Since both of these features are based on machine learning, the more often you use them, the better they get. Over time, that means it gets better in both app suggestion, timing, and context.
Digital Well Being
You may already see a pattern here. Google is making its interface easier to navigate. This tends to make you spend less time looking for stuff on your phone. This way, we spend more time looking at actual information. The OS truly makes information easier and quicker to access. Whether that translates to us spending less time on our phones or the opposite another conversation.
To this end, Google introduces Digital Well Being. It's a suite of features that aim to make us spend less time with our highly addictive smartphones. It's a combination of old but improved features and completely new ones.
The "do not disturb" function, for example, no longer just dims audio distractions. It also turns off visual distractions such a notification LED when it's turned on.
The most interesting feature of the Digital Well Being suite has got to be its usage tracking. Sure, we get how much data each app is consuming or how much time we spend on an app is already stored on Oreo. But, Google gathers more relative data. From the app, we also get to know how much notification we get from each app and how often we pick up our phones.
Furthermore, it also allows us to set a timer that would limit our usage of certain apps. If, for example, we exceed today's Facebook usage allowance, we lose access to the app for the rest of the day.
When Will We Be Getting Our Slice of Pie?
Pixels and some Android One handsets already have the Android Pie update. So, when will others have it too?
Currently, the updates are limited until Android One phones. But, the bigger manufacturers such as Samsung and Huawei already have beta programs for their flagships.
Whatever the case, it's expected to be a slow roll-out. There are some enhancements on this update that just aren't compatible with a lot of the hardware in circulation. Questions pertaining to what to do with home-buttons, for example, arises with the gesture control in mind.
Historically, this has been the case as well. Android Oreo isn't even on 25% of active devices right now. In the non-flagship department, it's even lower because some of them don't even get updates this big.

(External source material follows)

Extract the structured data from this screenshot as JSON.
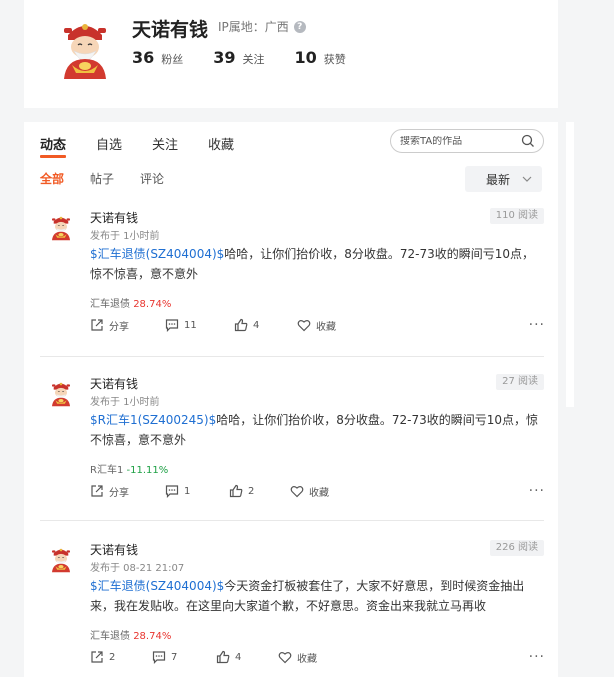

So, if you're not using an Android One or a flagship smartphone, you can expect your update in the next few years if it'll come at all. But, being an open source OS, there are a lot of developers out there that can easily flash the latest OS on your phone if you're willing to risk it.